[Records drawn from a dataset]
◆ ◆ ◆ ◆ ◆ ◆ ◆

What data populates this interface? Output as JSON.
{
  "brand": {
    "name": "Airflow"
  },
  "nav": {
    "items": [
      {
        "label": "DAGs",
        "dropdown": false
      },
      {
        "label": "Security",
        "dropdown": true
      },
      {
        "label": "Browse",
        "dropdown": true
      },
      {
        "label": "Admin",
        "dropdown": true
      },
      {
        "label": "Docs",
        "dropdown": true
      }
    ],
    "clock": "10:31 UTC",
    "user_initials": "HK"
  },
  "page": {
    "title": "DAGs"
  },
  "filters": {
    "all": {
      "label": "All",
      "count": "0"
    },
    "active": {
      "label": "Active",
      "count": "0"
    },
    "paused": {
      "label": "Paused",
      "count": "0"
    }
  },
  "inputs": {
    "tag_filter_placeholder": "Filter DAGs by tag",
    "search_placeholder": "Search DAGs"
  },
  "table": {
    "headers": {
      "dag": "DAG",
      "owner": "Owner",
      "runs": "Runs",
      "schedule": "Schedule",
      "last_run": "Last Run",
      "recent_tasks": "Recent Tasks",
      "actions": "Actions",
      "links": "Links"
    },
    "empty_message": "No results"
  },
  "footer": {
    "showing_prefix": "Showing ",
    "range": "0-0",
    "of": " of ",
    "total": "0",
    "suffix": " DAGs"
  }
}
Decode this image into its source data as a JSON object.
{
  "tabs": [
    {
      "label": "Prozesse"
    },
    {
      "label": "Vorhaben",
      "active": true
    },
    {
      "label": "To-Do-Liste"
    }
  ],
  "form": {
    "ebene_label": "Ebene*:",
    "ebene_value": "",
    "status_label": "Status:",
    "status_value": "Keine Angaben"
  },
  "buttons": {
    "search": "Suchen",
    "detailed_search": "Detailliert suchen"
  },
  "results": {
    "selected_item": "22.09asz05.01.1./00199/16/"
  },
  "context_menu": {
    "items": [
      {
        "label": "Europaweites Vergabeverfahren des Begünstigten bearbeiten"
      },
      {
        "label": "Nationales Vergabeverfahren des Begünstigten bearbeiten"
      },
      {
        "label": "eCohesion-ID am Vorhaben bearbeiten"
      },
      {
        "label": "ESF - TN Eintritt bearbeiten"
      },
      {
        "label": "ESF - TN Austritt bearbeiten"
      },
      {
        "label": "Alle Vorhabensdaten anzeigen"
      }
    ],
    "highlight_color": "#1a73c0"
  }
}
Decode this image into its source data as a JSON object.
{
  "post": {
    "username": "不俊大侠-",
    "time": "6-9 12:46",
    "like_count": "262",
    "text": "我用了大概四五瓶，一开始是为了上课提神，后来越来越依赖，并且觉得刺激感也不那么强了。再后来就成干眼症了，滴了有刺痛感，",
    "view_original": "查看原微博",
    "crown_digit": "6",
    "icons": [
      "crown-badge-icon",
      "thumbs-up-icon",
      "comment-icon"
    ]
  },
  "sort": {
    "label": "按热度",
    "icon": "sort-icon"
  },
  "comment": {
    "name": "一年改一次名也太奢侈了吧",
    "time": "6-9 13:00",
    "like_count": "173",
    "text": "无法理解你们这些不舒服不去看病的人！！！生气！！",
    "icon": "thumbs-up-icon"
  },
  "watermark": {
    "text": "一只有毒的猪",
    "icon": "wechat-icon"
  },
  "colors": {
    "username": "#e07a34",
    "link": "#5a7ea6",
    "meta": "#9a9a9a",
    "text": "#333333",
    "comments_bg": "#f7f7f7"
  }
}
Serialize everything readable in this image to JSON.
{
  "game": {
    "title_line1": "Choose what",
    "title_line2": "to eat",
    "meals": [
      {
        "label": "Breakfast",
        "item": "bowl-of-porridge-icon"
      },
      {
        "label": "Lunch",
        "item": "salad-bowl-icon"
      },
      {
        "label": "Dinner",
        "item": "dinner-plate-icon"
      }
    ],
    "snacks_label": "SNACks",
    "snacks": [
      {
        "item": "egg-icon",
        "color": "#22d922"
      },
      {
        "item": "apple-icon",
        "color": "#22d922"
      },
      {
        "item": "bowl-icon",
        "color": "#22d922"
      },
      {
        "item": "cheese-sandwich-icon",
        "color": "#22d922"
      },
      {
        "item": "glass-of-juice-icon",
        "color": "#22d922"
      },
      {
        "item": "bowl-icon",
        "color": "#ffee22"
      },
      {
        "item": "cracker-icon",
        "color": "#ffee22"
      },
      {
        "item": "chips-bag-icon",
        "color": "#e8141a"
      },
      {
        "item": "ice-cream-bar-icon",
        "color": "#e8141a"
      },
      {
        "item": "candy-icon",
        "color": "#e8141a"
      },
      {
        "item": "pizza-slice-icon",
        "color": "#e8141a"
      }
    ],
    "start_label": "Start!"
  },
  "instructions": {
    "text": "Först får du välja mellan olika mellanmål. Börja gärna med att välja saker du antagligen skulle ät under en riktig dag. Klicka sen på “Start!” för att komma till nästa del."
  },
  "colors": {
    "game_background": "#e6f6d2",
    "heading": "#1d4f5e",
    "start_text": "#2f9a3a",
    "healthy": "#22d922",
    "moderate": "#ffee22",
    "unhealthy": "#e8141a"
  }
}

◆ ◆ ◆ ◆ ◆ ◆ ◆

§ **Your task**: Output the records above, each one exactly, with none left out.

§ **Solution below**:
What data populates this interface? Output as JSON.
{
  "brand": {
    "name": "Airflow"
  },
  "nav": {
    "items": [
      {
        "label": "DAGs",
        "dropdown": false
      },
      {
        "label": "Security",
        "dropdown": true
      },
      {
        "label": "Browse",
        "dropdown": true
      },
      {
        "label": "Admin",
        "dropdown": true
      },
      {
        "label": "Docs",
        "dropdown": true
      }
    ],
    "clock": "10:31 UTC",
    "user_initials": "HK"
  },
  "page": {
    "title": "DAGs"
  },
  "filters": {
    "all": {
      "label": "All",
      "count": "0"
    },
    "active": {
      "label": "Active",
      "count": "0"
    },
    "paused": {
      "label": "Paused",
      "count": "0"
    }
  },
  "inputs": {
    "tag_filter_placeholder": "Filter DAGs by tag",
    "search_placeholder": "Search DAGs"
  },
  "table": {
    "headers": {
      "dag": "DAG",
      "owner": "Owner",
      "runs": "Runs",
      "schedule": "Schedule",
      "last_run": "Last Run",
      "recent_tasks": "Recent Tasks",
      "actions": "Actions",
      "links": "Links"
    },
    "empty_message": "No results"
  },
  "footer": {
    "showing_prefix": "Showing ",
    "range": "0-0",
    "of": " of ",
    "total": "0",
    "suffix": " DAGs"
  }
}
Decode this image into its source data as a JSON object.
{
  "tabs": [
    {
      "label": "Prozesse"
    },
    {
      "label": "Vorhaben",
      "active": true
    },
    {
      "label": "To-Do-Liste"
    }
  ],
  "form": {
    "ebene_label": "Ebene*:",
    "ebene_value": "",
    "status_label": "Status:",
    "status_value": "Keine Angaben"
  },
  "buttons": {
    "search": "Suchen",
    "detailed_search": "Detailliert suchen"
  },
  "results": {
    "selected_item": "22.09asz05.01.1./00199/16/"
  },
  "context_menu": {
    "items": [
      {
        "label": "Europaweites Vergabeverfahren des Begünstigten bearbeiten"
      },
      {
        "label": "Nationales Vergabeverfahren des Begünstigten bearbeiten"
      },
      {
        "label": "eCohesion-ID am Vorhaben bearbeiten"
      },
      {
        "label": "ESF - TN Eintritt bearbeiten"
      },
      {
        "label": "ESF - TN Austritt bearbeiten"
      },
      {
        "label": "Alle Vorhabensdaten anzeigen"
      }
    ],
    "highlight_color": "#1a73c0"
  }
}
Decode this image into its source data as a JSON object.
{
  "post": {
    "username": "不俊大侠-",
    "time": "6-9 12:46",
    "like_count": "262",
    "text": "我用了大概四五瓶，一开始是为了上课提神，后来越来越依赖，并且觉得刺激感也不那么强了。再后来就成干眼症了，滴了有刺痛感，",
    "view_original": "查看原微博",
    "crown_digit": "6",
    "icons": [
      "crown-badge-icon",
      "thumbs-up-icon",
      "comment-icon"
    ]
  },
  "sort": {
    "label": "按热度",
    "icon": "sort-icon"
  },
  "comment": {
    "name": "一年改一次名也太奢侈了吧",
    "time": "6-9 13:00",
    "like_count": "173",
    "text": "无法理解你们这些不舒服不去看病的人！！！生气！！",
    "icon": "thumbs-up-icon"
  },
  "watermark": {
    "text": "一只有毒的猪",
    "icon": "wechat-icon"
  },
  "colors": {
    "username": "#e07a34",
    "link": "#5a7ea6",
    "meta": "#9a9a9a",
    "text": "#333333",
    "comments_bg": "#f7f7f7"
  }
}
Serialize everything readable in this image to JSON.
{
  "game": {
    "title_line1": "Choose what",
    "title_line2": "to eat",
    "meals": [
      {
        "label": "Breakfast",
        "item": "bowl-of-porridge-icon"
      },
      {
        "label": "Lunch",
        "item": "salad-bowl-icon"
      },
      {
        "label": "Dinner",
        "item": "dinner-plate-icon"
      }
    ],
    "snacks_label": "SNACks",
    "snacks": [
      {
        "item": "egg-icon",
        "color": "#22d922"
      },
      {
        "item": "apple-icon",
        "color": "#22d922"
      },
      {
        "item": "bowl-icon",
        "color": "#22d922"
      },
      {
        "item": "cheese-sandwich-icon",
        "color": "#22d922"
      },
      {
        "item": "glass-of-juice-icon",
        "color": "#22d922"
      },
      {
        "item": "bowl-icon",
        "color": "#ffee22"
      },
      {
        "item": "cracker-icon",
        "color": "#ffee22"
      },
      {
        "item": "chips-bag-icon",
        "color": "#e8141a"
      },
      {
        "item": "ice-cream-bar-icon",
        "color": "#e8141a"
      },
      {
        "item": "candy-icon",
        "color": "#e8141a"
      },
      {
        "item": "pizza-slice-icon",
        "color": "#e8141a"
      }
    ],
    "start_label": "Start!"
  },
  "instructions": {
    "text": "Först får du välja mellan olika mellanmål. Börja gärna med att välja saker du antagligen skulle ät under en riktig dag. Klicka sen på “Start!” för att komma till nästa del."
  },
  "colors": {
    "game_background": "#e6f6d2",
    "heading": "#1d4f5e",
    "start_text": "#2f9a3a",
    "healthy": "#22d922",
    "moderate": "#ffee22",
    "unhealthy": "#e8141a"
  }
}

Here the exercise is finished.